Excellent points, chrisk217. And all of them true, based on my conversations with occasional ballet-goers. Going to see "the Nutcracker" is often perceived on a par with going to see the lighting of tree at Rockefeller Center, or whatever the local variant of that is. I do think, however, that people recognize the dancing level and production values for just what they are. They leave the theater thinking THAT level is what ballet usually is. Does this translate into greater ticket sales? Expanding appreciation of ballet? Willingness to go to an all-Balanchine program next month? Who knows.
It creates a serious branding problem.
The intention of all the Nutcrackers is obviously to fill the theater, pay the bills on the short term and introduce some members of the audience to ballet, so they'll come again. But what happens in the mind of the audience is this:
"FACT 1: There are kids on the stage, in the audience and this is a children's story" => "Nutcracker is a kiddie ballet"
"FACT 2: Nutcracker is the only ballet I know"
=> "Ballet is for kids".
On the long term ballet as a brand is associated with kids. Most of the adult audience will come again only for Nutcracker, therefore creating a vicious cycle where more Nutcrackers have to be performed to survive financially.
Another point she makes is that watching mediocre dancers is not that fun for the untrained eye. This is a good point. Contrary to what you'd expect, the less you know about ballet the more unlikely you are to enjoy a bad performance. It takes knowledge to separate the specific performance from the ballet and you must already be interested enough to make the effort to disregard the mess and search for what is beautiful.

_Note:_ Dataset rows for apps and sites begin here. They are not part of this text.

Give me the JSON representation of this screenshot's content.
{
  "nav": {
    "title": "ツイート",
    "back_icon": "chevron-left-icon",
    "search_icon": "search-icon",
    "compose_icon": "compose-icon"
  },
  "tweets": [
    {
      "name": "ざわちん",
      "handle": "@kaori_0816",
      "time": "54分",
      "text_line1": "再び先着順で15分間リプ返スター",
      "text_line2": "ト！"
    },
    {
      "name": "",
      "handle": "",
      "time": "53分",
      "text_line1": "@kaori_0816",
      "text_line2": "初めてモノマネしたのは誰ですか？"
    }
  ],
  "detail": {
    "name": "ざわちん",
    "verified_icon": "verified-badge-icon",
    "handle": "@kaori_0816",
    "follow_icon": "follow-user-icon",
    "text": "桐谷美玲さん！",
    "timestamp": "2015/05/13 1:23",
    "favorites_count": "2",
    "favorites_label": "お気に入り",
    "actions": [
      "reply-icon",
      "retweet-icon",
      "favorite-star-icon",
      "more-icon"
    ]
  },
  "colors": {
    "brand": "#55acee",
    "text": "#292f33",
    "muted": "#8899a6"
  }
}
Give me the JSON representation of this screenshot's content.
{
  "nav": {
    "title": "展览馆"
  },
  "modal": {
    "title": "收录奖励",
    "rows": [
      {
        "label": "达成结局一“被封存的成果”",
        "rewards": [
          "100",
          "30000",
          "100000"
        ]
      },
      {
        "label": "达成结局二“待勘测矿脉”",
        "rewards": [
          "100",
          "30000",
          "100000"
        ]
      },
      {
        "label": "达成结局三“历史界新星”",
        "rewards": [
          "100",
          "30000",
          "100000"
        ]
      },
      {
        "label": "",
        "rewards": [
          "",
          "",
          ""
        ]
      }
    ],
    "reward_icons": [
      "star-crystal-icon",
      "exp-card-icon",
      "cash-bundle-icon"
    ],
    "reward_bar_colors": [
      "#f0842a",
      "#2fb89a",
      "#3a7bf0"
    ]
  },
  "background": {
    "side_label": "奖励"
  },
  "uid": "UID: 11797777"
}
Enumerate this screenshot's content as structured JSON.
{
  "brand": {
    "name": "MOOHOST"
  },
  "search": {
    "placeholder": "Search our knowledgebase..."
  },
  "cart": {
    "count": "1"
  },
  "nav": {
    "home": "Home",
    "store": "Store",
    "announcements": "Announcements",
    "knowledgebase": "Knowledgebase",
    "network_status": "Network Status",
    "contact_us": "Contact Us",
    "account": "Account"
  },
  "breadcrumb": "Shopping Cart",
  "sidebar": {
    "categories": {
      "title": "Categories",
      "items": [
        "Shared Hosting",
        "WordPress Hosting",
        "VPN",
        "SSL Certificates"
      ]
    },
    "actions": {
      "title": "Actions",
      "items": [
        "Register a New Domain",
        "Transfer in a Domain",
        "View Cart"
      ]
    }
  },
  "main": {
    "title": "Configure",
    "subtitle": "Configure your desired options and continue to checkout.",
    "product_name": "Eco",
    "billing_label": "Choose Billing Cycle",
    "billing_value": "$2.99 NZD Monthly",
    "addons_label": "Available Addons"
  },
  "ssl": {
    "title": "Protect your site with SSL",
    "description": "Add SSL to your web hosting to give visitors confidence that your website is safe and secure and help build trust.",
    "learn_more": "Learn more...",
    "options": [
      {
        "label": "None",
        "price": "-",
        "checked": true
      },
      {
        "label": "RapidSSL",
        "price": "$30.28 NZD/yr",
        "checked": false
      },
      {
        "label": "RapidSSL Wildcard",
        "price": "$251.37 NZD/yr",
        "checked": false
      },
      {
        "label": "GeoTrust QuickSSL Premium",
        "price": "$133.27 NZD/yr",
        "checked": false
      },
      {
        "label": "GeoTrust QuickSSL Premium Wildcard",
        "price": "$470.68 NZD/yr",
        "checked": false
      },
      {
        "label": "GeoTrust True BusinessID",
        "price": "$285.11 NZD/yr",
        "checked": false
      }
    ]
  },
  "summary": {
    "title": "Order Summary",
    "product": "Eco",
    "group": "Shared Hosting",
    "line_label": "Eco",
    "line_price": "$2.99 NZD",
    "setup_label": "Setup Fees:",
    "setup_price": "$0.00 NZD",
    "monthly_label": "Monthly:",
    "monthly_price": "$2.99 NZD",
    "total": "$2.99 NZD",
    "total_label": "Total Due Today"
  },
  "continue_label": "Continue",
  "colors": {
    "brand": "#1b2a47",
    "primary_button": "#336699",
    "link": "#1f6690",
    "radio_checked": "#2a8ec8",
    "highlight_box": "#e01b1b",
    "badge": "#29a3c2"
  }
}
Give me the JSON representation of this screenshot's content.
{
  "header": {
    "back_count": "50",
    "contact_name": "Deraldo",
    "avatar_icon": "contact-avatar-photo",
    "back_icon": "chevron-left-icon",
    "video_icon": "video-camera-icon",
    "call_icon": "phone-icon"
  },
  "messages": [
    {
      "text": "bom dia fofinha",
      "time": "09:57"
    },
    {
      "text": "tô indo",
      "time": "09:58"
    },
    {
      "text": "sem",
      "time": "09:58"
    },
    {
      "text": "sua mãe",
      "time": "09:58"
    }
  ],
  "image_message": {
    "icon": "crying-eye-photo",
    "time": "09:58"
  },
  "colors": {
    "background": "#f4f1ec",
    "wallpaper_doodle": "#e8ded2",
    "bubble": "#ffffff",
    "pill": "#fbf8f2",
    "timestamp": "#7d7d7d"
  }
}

The endless repetition of half of the Messiah are the choral equivalent. So is the growing international franchise of New Years at the Vienna Symphony knock-offs.
I wish that there were some national uber-board of ballet policy makers somewhere that could be persuaded to address your points.
Edited by Helene, 11 December 2005 - 06:35 PM.